WHAT NEEDS TO BE DONE:
A single number is required: the count of lines in the following entries that include the word "Port".

(Interface dataset entries)
○ ○ ○ ○ ○ ○ ○

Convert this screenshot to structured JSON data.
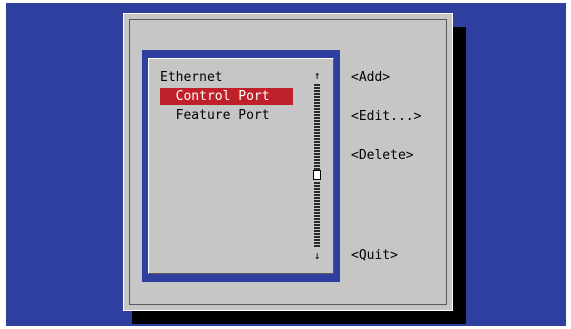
{
  "list": {
    "items": [
      {
        "label": "Ethernet",
        "selected": false
      },
      {
        "label": "  Control Port",
        "selected": true
      },
      {
        "label": "  Feature Port",
        "selected": false
      }
    ]
  },
  "scrollbar": {
    "up_glyph": "↑",
    "down_glyph": "↓",
    "up_icon": "arrow-up-icon",
    "down_icon": "arrow-down-icon"
  },
  "buttons": {
    "add": "<Add>",
    "edit": "<Edit...>",
    "delete": "<Delete>",
    "quit": "<Quit>"
  },
  "colors": {
    "screen_background": "#2e3fa0",
    "dialog_background": "#c6c6c6",
    "selection_background": "#c0202a",
    "selection_text": "#ffffff"
  }
}
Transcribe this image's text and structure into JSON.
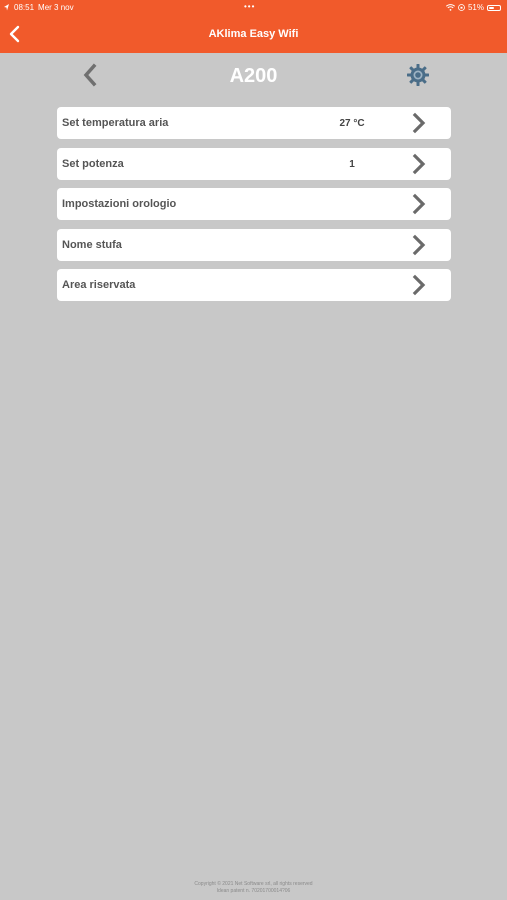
{
  "status_bar": {
    "time": "08:51",
    "date": "Mer 3 nov",
    "dots": "•••",
    "battery": "51%",
    "battery_level": 0.51
  },
  "nav": {
    "title": "AKlima Easy Wifi"
  },
  "device": {
    "name": "A200"
  },
  "menu": {
    "items": [
      {
        "label": "Set temperatura aria",
        "value": "27 °C"
      },
      {
        "label": "Set potenza",
        "value": "1"
      },
      {
        "label": "Impostazioni orologio",
        "value": ""
      },
      {
        "label": "Nome stufa",
        "value": ""
      },
      {
        "label": "Area riservata",
        "value": ""
      }
    ]
  },
  "footer": {
    "line1": "Copyright © 2021 Net Software srl, all rights reserved",
    "line2": "Idean patent n. 70201700014?06"
  },
  "colors": {
    "accent": "#f15a2b",
    "background": "#c8c8c8",
    "card": "#ffffff",
    "chevron": "#6a6a6a"
  }
}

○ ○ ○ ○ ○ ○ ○

ANSWER TO THIS TASK:
2